Something tells me this too will pass.

That was more interesting, though, than Lindsey Graham dropping out of the 2016 Presidential race yesterday, to nobody’s surprise. He had pretty clearly run just to get to speak in a few nationally televised debates, and last week’s (early JV warm-up debate) was almost certainly the last he’ll be invited to.

Probably more important: CNN’s Teddy Schleifer tweets that “Steve Chartan, the chief strategist for the House Freedom Caucus, is joining Ted Cruz’s official staff as Legislative Director.”

Cruz is doing a very good job of consolidating the evangelical and Tea Party conservatives, which should make him a very strong force in the delegate-heavy Southern primaries.

And, no surprise in this news about Clinton’s oppo research , but I just need to say that Team Hillary’s limitless devotion to sleezy David Brock baffles me.

Least edifying thing in the 2016 Presidential campaign yesterday: World Net Daily asked Phyllis Schlafly whether Donald Trump is the last hope for America.

Oh and the FDA came out with a less-discriminatory but still discriminatory rule on taking blood from The Gayz.

Anything else you want me to comment on?

Back To Blogging

Hey folks, I’m going to really try to get back to blogging for 2016. Aren’t you lucky! (Maybe I’ll even get around to redesigning it to look decent. We’ll see.)

Be sure to let me know what types of things you’d like to see me use this space for. I’m sure I’ll be commenting on the Presidential campaign, other political action, and policy matters.

And, I’ll point to where you can read or hear my verbiage elsewhere. For example, today you can read my latest “Dateline DC” column at WGBH News. I wrap up last week’s passage of the omnibus and tax extenders package, from the perspective of the New England delegations.

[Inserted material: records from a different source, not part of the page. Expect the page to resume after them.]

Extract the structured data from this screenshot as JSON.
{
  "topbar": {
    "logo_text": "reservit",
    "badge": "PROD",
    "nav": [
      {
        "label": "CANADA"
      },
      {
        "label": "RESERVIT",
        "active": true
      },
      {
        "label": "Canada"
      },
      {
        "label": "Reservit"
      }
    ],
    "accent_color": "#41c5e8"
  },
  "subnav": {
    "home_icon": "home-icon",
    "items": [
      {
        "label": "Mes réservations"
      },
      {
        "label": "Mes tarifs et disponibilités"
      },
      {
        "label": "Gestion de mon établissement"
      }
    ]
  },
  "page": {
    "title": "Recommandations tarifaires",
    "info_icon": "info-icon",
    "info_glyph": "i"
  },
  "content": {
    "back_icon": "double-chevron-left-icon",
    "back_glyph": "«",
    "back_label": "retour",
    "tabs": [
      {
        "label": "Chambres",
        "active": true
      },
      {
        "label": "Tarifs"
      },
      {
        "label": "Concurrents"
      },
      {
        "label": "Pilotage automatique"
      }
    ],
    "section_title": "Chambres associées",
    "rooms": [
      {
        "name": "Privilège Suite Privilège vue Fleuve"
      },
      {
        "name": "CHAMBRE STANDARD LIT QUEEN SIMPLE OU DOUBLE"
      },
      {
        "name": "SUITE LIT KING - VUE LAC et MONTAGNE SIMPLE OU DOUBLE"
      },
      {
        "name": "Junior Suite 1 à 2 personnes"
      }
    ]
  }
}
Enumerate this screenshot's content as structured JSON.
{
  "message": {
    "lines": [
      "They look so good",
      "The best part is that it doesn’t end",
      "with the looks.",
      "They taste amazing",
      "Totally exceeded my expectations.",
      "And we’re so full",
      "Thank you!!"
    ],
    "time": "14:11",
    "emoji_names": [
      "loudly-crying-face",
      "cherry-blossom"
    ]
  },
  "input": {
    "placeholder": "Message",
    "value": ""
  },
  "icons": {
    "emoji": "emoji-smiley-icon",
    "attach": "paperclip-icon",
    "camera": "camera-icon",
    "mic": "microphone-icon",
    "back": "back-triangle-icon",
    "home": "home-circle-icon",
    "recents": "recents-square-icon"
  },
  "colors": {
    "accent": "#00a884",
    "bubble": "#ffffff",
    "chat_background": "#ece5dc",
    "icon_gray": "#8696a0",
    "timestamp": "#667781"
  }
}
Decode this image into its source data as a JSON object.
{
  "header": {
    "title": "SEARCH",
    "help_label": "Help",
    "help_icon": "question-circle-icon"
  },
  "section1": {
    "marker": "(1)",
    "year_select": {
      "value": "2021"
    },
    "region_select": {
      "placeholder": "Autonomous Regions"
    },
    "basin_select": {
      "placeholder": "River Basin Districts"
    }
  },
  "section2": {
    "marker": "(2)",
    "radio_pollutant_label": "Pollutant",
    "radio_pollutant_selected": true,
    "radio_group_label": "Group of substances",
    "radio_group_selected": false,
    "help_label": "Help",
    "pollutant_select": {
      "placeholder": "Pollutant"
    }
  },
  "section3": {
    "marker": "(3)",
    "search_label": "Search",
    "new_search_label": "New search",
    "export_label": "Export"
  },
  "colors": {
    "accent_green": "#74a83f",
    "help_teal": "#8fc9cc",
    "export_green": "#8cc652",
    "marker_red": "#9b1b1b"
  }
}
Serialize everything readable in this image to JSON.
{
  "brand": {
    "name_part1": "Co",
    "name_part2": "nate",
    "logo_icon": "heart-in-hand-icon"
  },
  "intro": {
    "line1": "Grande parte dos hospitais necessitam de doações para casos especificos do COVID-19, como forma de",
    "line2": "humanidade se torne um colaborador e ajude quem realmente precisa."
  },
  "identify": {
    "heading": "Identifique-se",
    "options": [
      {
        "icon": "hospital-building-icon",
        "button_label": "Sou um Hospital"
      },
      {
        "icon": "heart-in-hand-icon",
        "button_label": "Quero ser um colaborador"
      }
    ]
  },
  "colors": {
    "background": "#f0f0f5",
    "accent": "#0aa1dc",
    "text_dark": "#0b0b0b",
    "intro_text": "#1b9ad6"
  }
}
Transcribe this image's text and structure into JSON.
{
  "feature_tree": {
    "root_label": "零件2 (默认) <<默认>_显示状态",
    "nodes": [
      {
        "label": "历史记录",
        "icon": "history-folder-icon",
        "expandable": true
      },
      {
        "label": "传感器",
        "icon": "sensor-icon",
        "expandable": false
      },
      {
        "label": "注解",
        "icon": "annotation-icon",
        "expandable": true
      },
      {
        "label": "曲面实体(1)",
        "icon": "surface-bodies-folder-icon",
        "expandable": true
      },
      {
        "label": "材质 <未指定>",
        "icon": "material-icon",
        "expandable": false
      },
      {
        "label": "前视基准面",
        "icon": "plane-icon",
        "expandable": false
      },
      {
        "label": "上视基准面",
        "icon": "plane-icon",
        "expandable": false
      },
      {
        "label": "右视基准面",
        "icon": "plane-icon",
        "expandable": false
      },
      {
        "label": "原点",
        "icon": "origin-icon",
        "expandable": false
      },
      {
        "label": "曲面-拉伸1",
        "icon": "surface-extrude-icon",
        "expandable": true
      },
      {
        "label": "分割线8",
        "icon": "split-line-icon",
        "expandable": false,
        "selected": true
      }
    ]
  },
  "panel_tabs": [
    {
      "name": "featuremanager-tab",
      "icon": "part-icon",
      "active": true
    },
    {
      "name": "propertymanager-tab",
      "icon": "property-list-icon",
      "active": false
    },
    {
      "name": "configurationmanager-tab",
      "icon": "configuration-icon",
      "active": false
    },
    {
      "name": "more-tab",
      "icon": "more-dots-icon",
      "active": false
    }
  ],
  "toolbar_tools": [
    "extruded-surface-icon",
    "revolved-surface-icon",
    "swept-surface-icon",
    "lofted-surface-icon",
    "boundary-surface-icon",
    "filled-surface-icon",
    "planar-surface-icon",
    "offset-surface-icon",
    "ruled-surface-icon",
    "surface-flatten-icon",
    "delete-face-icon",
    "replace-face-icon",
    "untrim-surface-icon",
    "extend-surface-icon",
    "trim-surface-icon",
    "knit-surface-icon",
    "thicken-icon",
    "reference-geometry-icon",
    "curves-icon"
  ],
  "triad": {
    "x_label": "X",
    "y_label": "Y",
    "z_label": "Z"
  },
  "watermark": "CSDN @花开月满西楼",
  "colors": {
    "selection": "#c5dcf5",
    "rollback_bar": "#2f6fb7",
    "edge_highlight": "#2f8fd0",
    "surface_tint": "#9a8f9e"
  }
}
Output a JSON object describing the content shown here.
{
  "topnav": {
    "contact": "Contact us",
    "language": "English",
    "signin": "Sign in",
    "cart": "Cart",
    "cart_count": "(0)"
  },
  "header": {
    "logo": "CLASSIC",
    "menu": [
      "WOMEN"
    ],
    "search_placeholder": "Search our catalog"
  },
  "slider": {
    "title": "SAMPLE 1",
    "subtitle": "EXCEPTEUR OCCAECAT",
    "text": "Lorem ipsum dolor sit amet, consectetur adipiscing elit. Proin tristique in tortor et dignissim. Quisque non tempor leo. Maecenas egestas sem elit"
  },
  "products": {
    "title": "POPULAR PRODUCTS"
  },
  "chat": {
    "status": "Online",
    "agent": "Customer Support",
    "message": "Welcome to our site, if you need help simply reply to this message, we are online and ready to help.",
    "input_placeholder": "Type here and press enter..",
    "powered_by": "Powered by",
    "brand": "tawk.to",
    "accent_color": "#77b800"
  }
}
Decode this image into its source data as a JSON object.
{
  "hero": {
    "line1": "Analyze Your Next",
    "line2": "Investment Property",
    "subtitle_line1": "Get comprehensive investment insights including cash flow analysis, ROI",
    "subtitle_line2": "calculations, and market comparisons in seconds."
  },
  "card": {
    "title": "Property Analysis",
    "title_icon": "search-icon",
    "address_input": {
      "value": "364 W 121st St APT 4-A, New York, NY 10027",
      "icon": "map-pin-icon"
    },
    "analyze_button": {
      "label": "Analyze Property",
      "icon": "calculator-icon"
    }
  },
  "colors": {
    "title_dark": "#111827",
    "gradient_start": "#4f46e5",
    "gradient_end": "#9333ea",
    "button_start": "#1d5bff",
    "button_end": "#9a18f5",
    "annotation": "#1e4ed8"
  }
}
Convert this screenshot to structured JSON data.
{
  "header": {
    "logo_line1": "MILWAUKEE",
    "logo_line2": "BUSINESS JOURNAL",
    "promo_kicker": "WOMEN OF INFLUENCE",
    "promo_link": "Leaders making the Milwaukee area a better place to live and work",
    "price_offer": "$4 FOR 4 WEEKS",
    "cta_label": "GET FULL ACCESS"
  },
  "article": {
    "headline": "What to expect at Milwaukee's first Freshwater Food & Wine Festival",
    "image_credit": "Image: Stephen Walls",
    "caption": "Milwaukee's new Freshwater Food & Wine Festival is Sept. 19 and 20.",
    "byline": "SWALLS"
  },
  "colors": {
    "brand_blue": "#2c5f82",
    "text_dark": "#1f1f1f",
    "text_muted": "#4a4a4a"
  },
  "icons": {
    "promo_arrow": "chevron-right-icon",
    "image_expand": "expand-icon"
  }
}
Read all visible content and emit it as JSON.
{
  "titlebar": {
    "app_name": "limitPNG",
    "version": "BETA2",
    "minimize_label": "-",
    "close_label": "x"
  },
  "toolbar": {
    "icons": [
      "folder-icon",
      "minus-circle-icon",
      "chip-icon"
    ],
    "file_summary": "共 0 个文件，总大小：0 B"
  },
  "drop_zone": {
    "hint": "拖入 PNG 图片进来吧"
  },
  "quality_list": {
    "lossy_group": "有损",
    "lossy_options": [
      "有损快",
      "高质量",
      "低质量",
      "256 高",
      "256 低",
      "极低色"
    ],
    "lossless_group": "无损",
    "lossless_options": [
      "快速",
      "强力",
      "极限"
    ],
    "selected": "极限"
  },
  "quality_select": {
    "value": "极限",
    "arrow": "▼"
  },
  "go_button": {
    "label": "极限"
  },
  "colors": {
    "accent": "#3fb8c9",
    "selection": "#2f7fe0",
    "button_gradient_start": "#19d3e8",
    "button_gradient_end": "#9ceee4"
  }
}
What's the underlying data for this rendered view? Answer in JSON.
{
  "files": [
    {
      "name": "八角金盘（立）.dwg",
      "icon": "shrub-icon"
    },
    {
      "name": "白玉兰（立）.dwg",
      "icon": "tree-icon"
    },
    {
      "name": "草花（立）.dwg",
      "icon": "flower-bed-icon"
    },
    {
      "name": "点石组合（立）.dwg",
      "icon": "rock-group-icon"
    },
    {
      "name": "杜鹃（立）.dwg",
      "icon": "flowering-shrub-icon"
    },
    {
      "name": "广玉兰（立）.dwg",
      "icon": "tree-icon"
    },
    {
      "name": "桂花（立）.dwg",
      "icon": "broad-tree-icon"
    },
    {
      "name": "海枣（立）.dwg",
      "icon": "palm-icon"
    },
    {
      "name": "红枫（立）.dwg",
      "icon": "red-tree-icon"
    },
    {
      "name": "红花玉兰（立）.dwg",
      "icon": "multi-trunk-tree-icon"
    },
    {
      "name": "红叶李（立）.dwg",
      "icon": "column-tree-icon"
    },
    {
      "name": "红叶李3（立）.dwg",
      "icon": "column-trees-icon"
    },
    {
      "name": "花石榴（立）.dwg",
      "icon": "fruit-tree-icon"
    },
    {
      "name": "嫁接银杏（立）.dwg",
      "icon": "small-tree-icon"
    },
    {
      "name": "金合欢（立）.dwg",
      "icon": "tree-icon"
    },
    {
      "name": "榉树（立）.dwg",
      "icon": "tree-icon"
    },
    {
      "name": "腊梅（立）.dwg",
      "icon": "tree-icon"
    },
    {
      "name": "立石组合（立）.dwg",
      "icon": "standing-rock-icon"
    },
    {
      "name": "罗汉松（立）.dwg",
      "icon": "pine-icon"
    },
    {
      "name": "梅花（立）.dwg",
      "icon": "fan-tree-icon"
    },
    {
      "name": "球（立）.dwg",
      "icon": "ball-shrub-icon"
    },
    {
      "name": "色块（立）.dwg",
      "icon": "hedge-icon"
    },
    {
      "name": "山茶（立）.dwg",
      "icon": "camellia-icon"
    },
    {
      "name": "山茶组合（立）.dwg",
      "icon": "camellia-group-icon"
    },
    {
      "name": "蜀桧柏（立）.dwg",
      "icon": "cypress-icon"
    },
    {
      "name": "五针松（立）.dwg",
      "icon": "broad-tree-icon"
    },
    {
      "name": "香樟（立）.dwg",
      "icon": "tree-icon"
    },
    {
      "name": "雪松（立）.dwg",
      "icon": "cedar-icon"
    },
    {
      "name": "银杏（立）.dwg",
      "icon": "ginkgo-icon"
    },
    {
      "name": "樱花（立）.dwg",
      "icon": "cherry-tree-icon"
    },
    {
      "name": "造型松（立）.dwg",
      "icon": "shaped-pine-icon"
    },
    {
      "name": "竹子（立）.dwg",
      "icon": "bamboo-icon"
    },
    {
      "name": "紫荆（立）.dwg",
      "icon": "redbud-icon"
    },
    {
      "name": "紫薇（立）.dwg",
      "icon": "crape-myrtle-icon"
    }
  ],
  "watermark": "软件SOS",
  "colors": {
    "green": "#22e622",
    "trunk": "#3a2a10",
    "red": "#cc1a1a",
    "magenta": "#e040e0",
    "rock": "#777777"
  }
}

By the way, some of you may have already received the January, 2016 issue of Boston Magazine, with the “Best Bostonians” feature that I’ve been working on for quite some time. I’ll have more to say on that, but let me know your thoughts!

Anyway… watch this space, as they say.